From Smooth Spaces, Fuzzy Lives [extract]
First published in Brick 101 (June 2019)
In her photographic series Kinderwunsch, Ana Casas Broda depicts her body in thrall to those of her children, an artist willing to lose herself in conversation with flux, with change, with overwhelm. The photos are intimate and direct. Casas Broda often stares unsmilingly at the camera: a candid, life-worn Olympia, her pregnant body naked and big, uncomfortable-looking with her second child, or scarred and slack following fertility treatment and birth. In one of the images, her children have marked her face and torso with crayon; she both encouraged this and passively accepted the results. ‘I am their canvas: they play with me and change me,’ she said in an interview. Kinderwunsch means ‘desire to have children,’ and Casas Broda submits, it appears to me, to the terror and the unknown of that primal desire. She tumbles downwards, inwards. In the photographs, her children clothe her in tissue paper, they cover her in Play-Doh. ‘I see their scribbles on my body as a symbol of how motherhood has changed me,’ she said. What she is really depicting is dissolution (of a former self), symbiosis—and something else. In some of the images, she and her children appear as one, interwoven, but there are others where she is alone, or they are indifferent to her: a son plays a video game as she lies naked on a couch, in between mother and person, neither here nor there, her body nonetheless relaxed, strangely at ease in the moment.

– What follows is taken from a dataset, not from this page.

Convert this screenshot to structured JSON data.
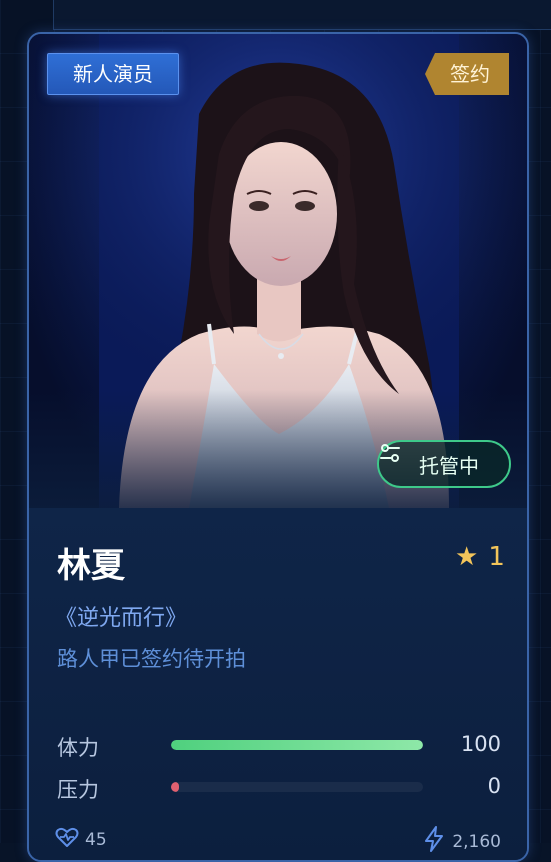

Around the time I began my Maze project, I was experiencing the greatest disintegration of self I had ever felt. Crossing the border from North to South represented moments of enormous exhilaration and giddy freedom: dazed as I was, when I lay in a border hotel without the baby, who had just turned seven months, I thought that I could see a way back to myself, that the place where I ended and the child began would somehow become obvious again, clearly defined. I was wrong about that: there was no going backward. There was no going forward either, at least not in the way I wanted or imagined. Since the birth of my daughter, I remain in limbo land, the borders of a self so carefully constructed over nearly four decades now shifting. She arrived and I disappeared, something like that anyway. The categories I had thought surrounded me have dissipated into confusion and nothingness, and that, if I think about it too much, can be terrifying. Did I turn into you, I used to ask her when she was a baby, or have you become me?